There are also much more aggressive crawling techniques that could be utilized; however, some of the infected devices are very feeble and might end up crashing under the stress.


In my years of tracking P2P botnets, one fact has always remains true: it is impossible to stop a determined security researcher from mapping out the entire botnet. Over the past few decades there has been many P2P botnet which attempt to stop crawlers, but all have failed. Simply put, any limitations placed on crawling also limit bots ability to discover new peers. Botnet operators must decide between making peer discovery difficult and having a stable botnet.

Hide and Seek’s attempt at preventing crawling leads to cases where bots essentially wonder off and get lost (which i guess is one way to win at Hide and Seek).

Many IoT devices run on ram disks, meaning infection cannot survive a system reboot. Lack of persistence causes peers die at a rapid rate, but because peer discovery is limited bots can end up with a peer list full of dead peers. In fact, according to a Virus Bulletin presentation[2], a previous iteration of the botnet simply collapsed under its own weight.
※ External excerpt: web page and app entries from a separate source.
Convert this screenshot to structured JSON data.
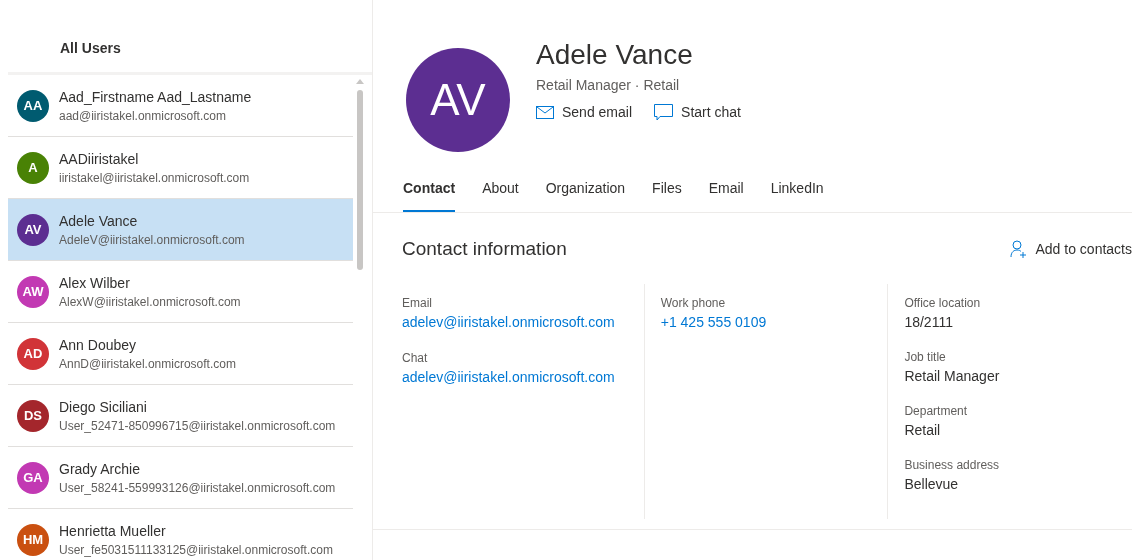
{
  "sidebar": {
    "title": "All Users",
    "users": [
      {
        "initials": "AA",
        "name": "Aad_Firstname Aad_Lastname",
        "email": "aad@iiristakel.onmicrosoft.com",
        "color": "#005b70",
        "selected": false
      },
      {
        "initials": "A",
        "name": "AADiiristakel",
        "email": "iiristakel@iiristakel.onmicrosoft.com",
        "color": "#498205",
        "selected": false
      },
      {
        "initials": "AV",
        "name": "Adele Vance",
        "email": "AdeleV@iiristakel.onmicrosoft.com",
        "color": "#5c2e91",
        "selected": true
      },
      {
        "initials": "AW",
        "name": "Alex Wilber",
        "email": "AlexW@iiristakel.onmicrosoft.com",
        "color": "#c239b3",
        "selected": false
      },
      {
        "initials": "AD",
        "name": "Ann Doubey",
        "email": "AnnD@iiristakel.onmicrosoft.com",
        "color": "#d13438",
        "selected": false
      },
      {
        "initials": "DS",
        "name": "Diego Siciliani",
        "email": "User_52471-850996715@iiristakel.onmicrosoft.com",
        "color": "#a4262c",
        "selected": false
      },
      {
        "initials": "GA",
        "name": "Grady Archie",
        "email": "User_58241-559993126@iiristakel.onmicrosoft.com",
        "color": "#c239b3",
        "selected": false
      },
      {
        "initials": "HM",
        "name": "Henrietta Mueller",
        "email": "User_fe5031511133125@iiristakel.onmicrosoft.com",
        "color": "#ca5010",
        "selected": false
      }
    ]
  },
  "profile": {
    "initials": "AV",
    "color": "#5c2e91",
    "name": "Adele Vance",
    "job_title": "Retail Manager",
    "department": "Retail",
    "separator": "·",
    "actions": [
      {
        "kind": "email",
        "label": "Send email"
      },
      {
        "kind": "chat",
        "label": "Start chat"
      }
    ]
  },
  "tabs": [
    {
      "label": "Contact",
      "selected": true
    },
    {
      "label": "About",
      "selected": false
    },
    {
      "label": "Organization",
      "selected": false
    },
    {
      "label": "Files",
      "selected": false
    },
    {
      "label": "Email",
      "selected": false
    },
    {
      "label": "LinkedIn",
      "selected": false
    }
  ],
  "contact": {
    "title": "Contact information",
    "add_button": "Add to contacts",
    "columns": [
      [
        {
          "label": "Email",
          "value": "adelev@iiristakel.onmicrosoft.com",
          "kind": "link"
        },
        {
          "label": "Chat",
          "value": "adelev@iiristakel.onmicrosoft.com",
          "kind": "link"
        }
      ],
      [
        {
          "label": "Work phone",
          "value": "+1 425 555 0109",
          "kind": "link"
        }
      ],
      [
        {
          "label": "Office location",
          "value": "18/2111",
          "kind": "text"
        },
        {
          "label": "Job title",
          "value": "Retail Manager",
          "kind": "text"
        },
        {
          "label": "Department",
          "value": "Retail",
          "kind": "text"
        },
        {
          "label": "Business address",
          "value": "Bellevue",
          "kind": "text"
        }
      ]
    ]
  }
}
As of today, HNS has approximately 6,000 infected devices with around 1300 online at any one time.

For more in depth stats, check out my botnet tracker[3].



Special thanks to Adolf Středa and VessOnSecurity for providing samples and peer lists to analyze.